Meath Travellers Workshops Ltd have re-created a real life picture of Traveller life in the 1950‘s. The scene includes a fully restored Barrel Top Wagon, a traditional tent, a flat cart, working tin-smith, story telling Traveller woman and of course, a camp-fire.
MTW Ltd recognises the importance of Traveller culture, history and identity. We also believe in sharing this unique part of Irish life with the wider community. By literally setting this scene, visitors can visit the camp and spend time learning about what Traveller life was like fifty years ago.
The 1950’s was a period of change for everyone in Ireland and it’s a time that is still within living memory for many people. It was the last time traditional Traveller life was fully intact. Soon after, a move to towns and cities begun and their time honoured skills of tin smiting and crafts became less wanted.
In recent times, there has been a huge resurgence of interest in Irish history and in particular, Irish Traveller history. We hope that this Living History Project will give groups an appreciation of Traveller culture and bring a vital part of our history back to life.
So far, the exhibit has visited many local schools and groups. If you would like us to visit your group anywhere in the country, please contact us to for more details on 046 90 27801.
If ever there was one symbol that represents traditional Traveller culture, it is the wagon. Colourful, practical, comfortable and warm it was home for thousands of Traveller families over the years. It is the enduring image of a time when Travellers were treasured as skilled crafts people, welcome musicians and a vital part of Irish life.
Restoring a traditional Barrell Top Wagon has been one of the most successful projects the Workshops have ever run. In early 2006, three men from Meath Travellers Workshops Ltd began work, using an original wheel base.
The wagon was officially launched as part of Navan Traveller Focus Week June 2008. Since then it has become a favourite fixture at local fairs and family days around the country and has even visited Stormant in Belfast and appeared on RTE television.
The wagon plays a leading part in our “Living History” programme and has had many extremely popular visits to local schools to help illustrate Traveller culture.
Travellers have been part of Irish society for centuries. We have our own history, culture, language and traditions that make us a recognisable and distinct group. There are an estimated 30,000 Travellers in Ireland.
It is commonly thought that Irish Travellers were originally people who lost their land and homes during the Famine, however this is not the case. As early as the 12th Century, “Tinkers” are mentioned in Irish records and refer to travelling crafts people who were very important in the daily of life of the time.
Travellers have our own language, which is called “cant”. This is a language mostly used by Travellers to speak with each other. These days, it is stronger in some families than others. MTW Ltd believe that Cant is a valuable and unique part of our heritage and have worked hard in recent years to preserve, record and teach it to younger Travellers.
Traveller occupations in the past included tin-smithing, farm labour and door to door sales and recycling.
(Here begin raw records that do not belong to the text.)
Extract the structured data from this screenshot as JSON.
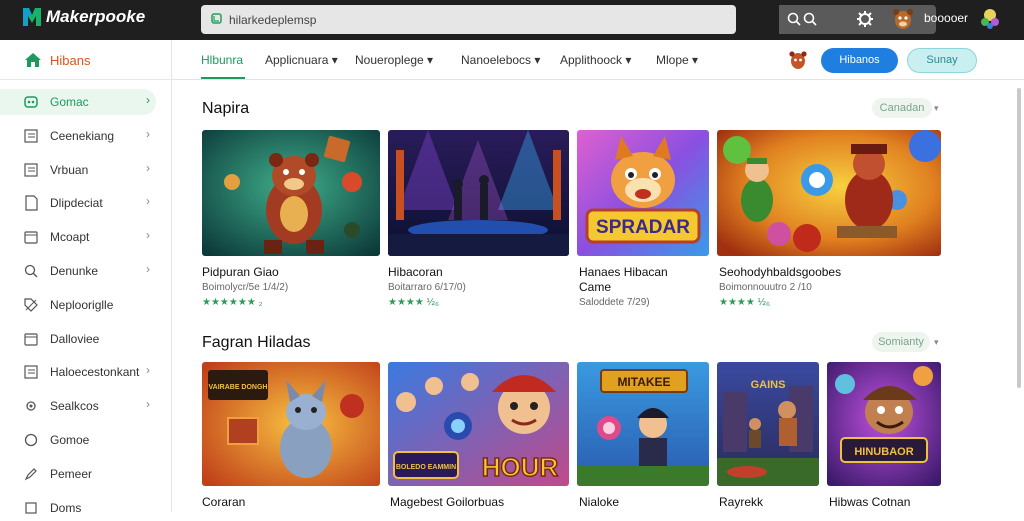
{
  "app": {
    "name": "Makerpooke"
  },
  "search": {
    "value": "hilarkedeplemsp"
  },
  "user": {
    "name": "booooer"
  },
  "sidebar": {
    "home_label": "Hibans",
    "items": [
      {
        "label": "Gomac",
        "active": true,
        "chevron": true,
        "icon": "gamepad-icon"
      },
      {
        "label": "Ceenekiang",
        "chevron": true,
        "icon": "list-icon"
      },
      {
        "label": "Vrbuan",
        "chevron": true,
        "icon": "list-icon"
      },
      {
        "label": "Dlipdeciat",
        "chevron": true,
        "icon": "document-icon"
      },
      {
        "label": "Mcoapt",
        "chevron": true,
        "icon": "box-icon"
      },
      {
        "label": "Denunke",
        "chevron": true,
        "icon": "search-icon"
      },
      {
        "label": "Neplooriglle",
        "chevron": false,
        "icon": "tag-icon"
      },
      {
        "label": "Dalloviee",
        "chevron": false,
        "icon": "box-icon"
      },
      {
        "label": "Haloecestonkant",
        "chevron": true,
        "icon": "list-icon"
      },
      {
        "label": "Sealkcos",
        "chevron": true,
        "icon": "gear-icon"
      },
      {
        "label": "Gomoe",
        "chevron": false,
        "icon": "circle-icon"
      },
      {
        "label": "Pemeer",
        "chevron": false,
        "icon": "pen-icon"
      },
      {
        "label": "Doms",
        "chevron": false,
        "icon": "square-icon"
      }
    ]
  },
  "nav": {
    "tabs": [
      {
        "label": "Hlbunra",
        "active": true
      },
      {
        "label": "Applicnuara ▾"
      },
      {
        "label": "Noueroplege ▾"
      },
      {
        "label": "Nanoelebocs ▾"
      },
      {
        "label": "Applithoock ▾"
      },
      {
        "label": "Mlope ▾"
      }
    ],
    "primary_button": "Hibanos",
    "secondary_button": "Sunay"
  },
  "sections": [
    {
      "title": "Napira",
      "pill": "Canadan",
      "cards": [
        {
          "title": "Pidpuran Giao",
          "meta": "Boimolycr/5e 1/4/2)",
          "stars": "★★★★★★ ₂"
        },
        {
          "title": "Hibacoran",
          "meta": "Boitarraro 6/17/0)",
          "stars": "★★★★ ½₆"
        },
        {
          "title": "Hanaes Hibacan\nCame",
          "meta": "Saloddete 7/29)",
          "stars": ""
        },
        {
          "title": "Seohodyhbaldsgoobes",
          "meta": "Boimonnouutro 2 /10",
          "stars": "★★★★ ½₆"
        }
      ]
    },
    {
      "title": "Fagran Hiladas",
      "pill": "Somianty",
      "cards": [
        {
          "title": "Coraran",
          "meta": "",
          "stars": ""
        },
        {
          "title": "Magebest Goilorbuas",
          "meta": "",
          "stars": ""
        },
        {
          "title": "Nialoke",
          "meta": "",
          "stars": ""
        },
        {
          "title": "Rayrekk",
          "meta": "",
          "stars": ""
        },
        {
          "title": "Hibwas Cotnan",
          "meta": "",
          "stars": ""
        }
      ]
    }
  ],
  "card_art_text": {
    "row1_card3": "SPRADAR",
    "row2_card1": "VAIRABE DONGH",
    "row2_card2": "HOUR",
    "row2_card2_badge": "BOLEDO EAMMIN",
    "row2_card3": "MITAKEE",
    "row2_card4": "GAINS",
    "row2_card5": "HINUBAOR"
  },
  "colors": {
    "accent": "#1c9b5c",
    "topbar": "#1f1f1f",
    "primary_button": "#1e7fe0",
    "home_label": "#d9561a"
  }
}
Today many of these occupations have become obsolete with many Travellers now turning to market trading, scrap collecting and antiques dealing.
A small number of Travellers have their own businesses, others are employed by community enterprises established by Traveller groups (such as Meath Travellers Workshops Ltd.). However in Meath especially, more Travellers are succeeding in becoming Teachers, Health workers and Community Workers.